Volume 16, Issue 3: Stauron
Cup of Shame
Christ repeatedly told his disciples that he must drink the cup given to him by the Father. This cup is sometimes
described as a cup of judgment for our sin, and this is wholly in accord with biblical imagery (Ps. 75:8, cf. Is.
53:10). But we have not yet recovered a full-orbed biblical understanding of salvation found in the cross of Christ. The Lord's cup contained more
than wrathful punishment. This is because our sin resulted in more than the simple legal guilt of transgression (Hab.
In his crucifixion, Christ took upon himself the judgment for our sin. The recent production by Gibson portraying
Christ's passion goes to great lengths to graphically depict the horrific pain Jesus enduredand yet, of course, the film falls short
in many other ways.
A few Protestants have criticized Gibson for his `heavy' Catholic emphasis. But Gibson actually fails to strictly adhere
to both the detail of Catholic Stations of the Cross and the historical record. Others say Gibson did not portray the spiritual
agony caused by God's judgment. This is, in part, an understandable limitation of the medium. However, there was another aspect
of the Cross that Gibson portrayed only incidentally if at allthe
shame of the cross. This was not so much a limitation of
the medium as much as a limitation of his audience.
In our sybaritic society, little concept of shame remains. Most postmodern "Christian" cultures in the west are
largely illiterate in the biblical grammar of shame and honor that once permeated daily life in ancient cultures. Paradoxically, many
in pagan cultures of Asia and Africa today have a better grasp of this
language.1 Had Gibson portrayed Calvary accurately, it would have necessarily drawn an NC-17 rating from the MPAA. Part
and parcel of the indignity of Roman crucifixion was to be hung on the stake completely stripped. The Romans weren't much
for modesty or loincloths for their
victims.2 The malefactors were also flogged
naked.3 The Shroud of Turin, whomever it
may have belonged to, reveals at least 139 lash wounds ranging from the neck down to the ankles, on both the front and back of
While nakedness in front of enemies is certainly one element in the grammar of shame (Ex. 32:25; 2 Sam. 10:4-5;

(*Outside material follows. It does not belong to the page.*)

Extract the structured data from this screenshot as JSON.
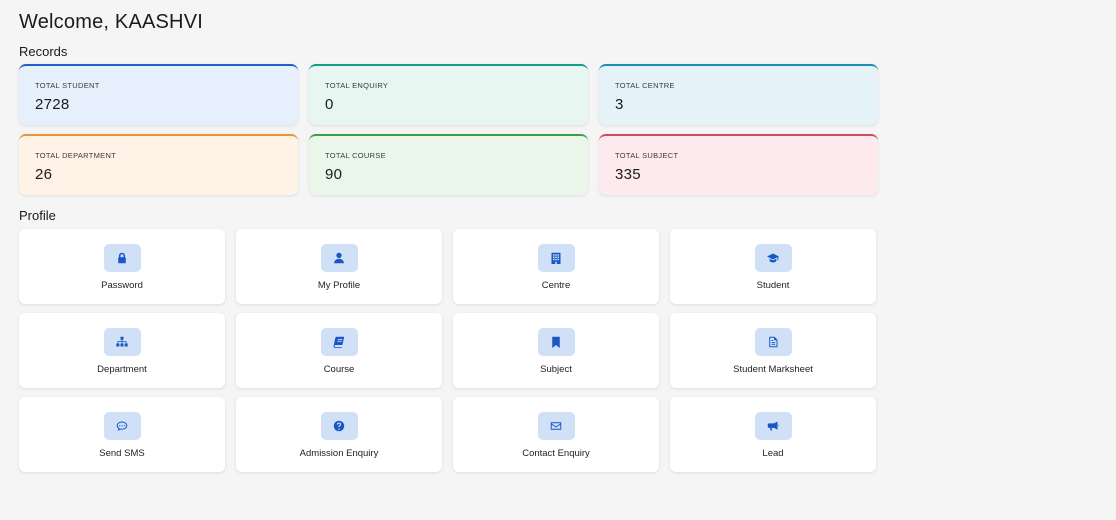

Is. 20:4), it was by no means the only attribute active in the crucifixion narrative. Crucifixion, the height of shameful deaths,
was considered fit punishment for
slaves.6Scourging itself was a vehicle not only of brutal pain and sometimes death, but also
of great humiliation and shame. Victims often lost control of all bodily functions and soiled
Isaiah foretold that Christ's tormenters would spit in his face and pluck his beard from his
cheeks.This perhaps helps to explain a later verse that states his face was disfigured beyond all human semblances. But beyond the obvious pain and
disfigurement, the tearing out or shaving off of a man's beard was a source or expression of deep shame (2 Sam. 10:4-5
cf. Ezra 9:6). Both the prophecy in Isaiah and the gospel records show that the soldiers spat on the face of Jesus. Remember that
the Lord had told Moses that Miriam would have been ashamed and exiled for seven days had her own father but spit in her face. Calvary's grammar of shame was robust. A great many actions were calculated to shame as well as injure. Christ
was rejected by His people and abandoned to His enemies and denied by His closest friends. He was shamed in being beaten
and killed despite His acknowledged
innocence.He was arrested; prosecuted and slandered before the Sanhedrin, the king
of Galilee, and the Judean governor; struck in the face; despised; insulted with a mock coronation; reviled; buffeted;
exchanged for a bandit; defamed; and sentenced to death. He was made a spectacle to the world, and to angels, and to men. He was
hung out for public ridicule, mockery and sport between the company of thieves. But in this entire process, God was acting to
deliver his Son for our sins.
In most non-western, 10/40 cultures, it is understood that guilt is felt regarding one's actions, whereas shame is felt
over whom one isa sense of personal defilement. The Scriptures have much to say about this personal defilement. They speak
far more richly of shame in relation to sin than they do of guilt (Ez. 16:63; 39:26; 44:12-13
cf. Dan. 12:2; Is.
45:17).Without an appreciation for this truth, we are left with a caricatured Christianityhowever seemingly orthodoxthat lacks the
full beauty of our Lord's salvation toward us.
One verse most of us are more than familiar with is found in Isaiah where God says that we are unclean, and that even
our righteous works are but filthy (menstruous) rags. The word picture there is not one of guilt, but one of ceremonial
uncleanness and defilement. After their sin, our first parents were not afraid of God so much out of a feeling of guilt, as from a feeling
of shame over their nakedness. God's attiring of Adam and Eve in coats of skins is a type of his clothing the church in the
righteousness of Christ. Baptism is a ceremonial sprinkling or washing in Christ's blood to restore
cleanliness. And scripture declares that those who believe on Him will not be
ashamed (Rom. 9:33). Biblically, this means far more than not blushing
over our testimony (Heb. 12:2).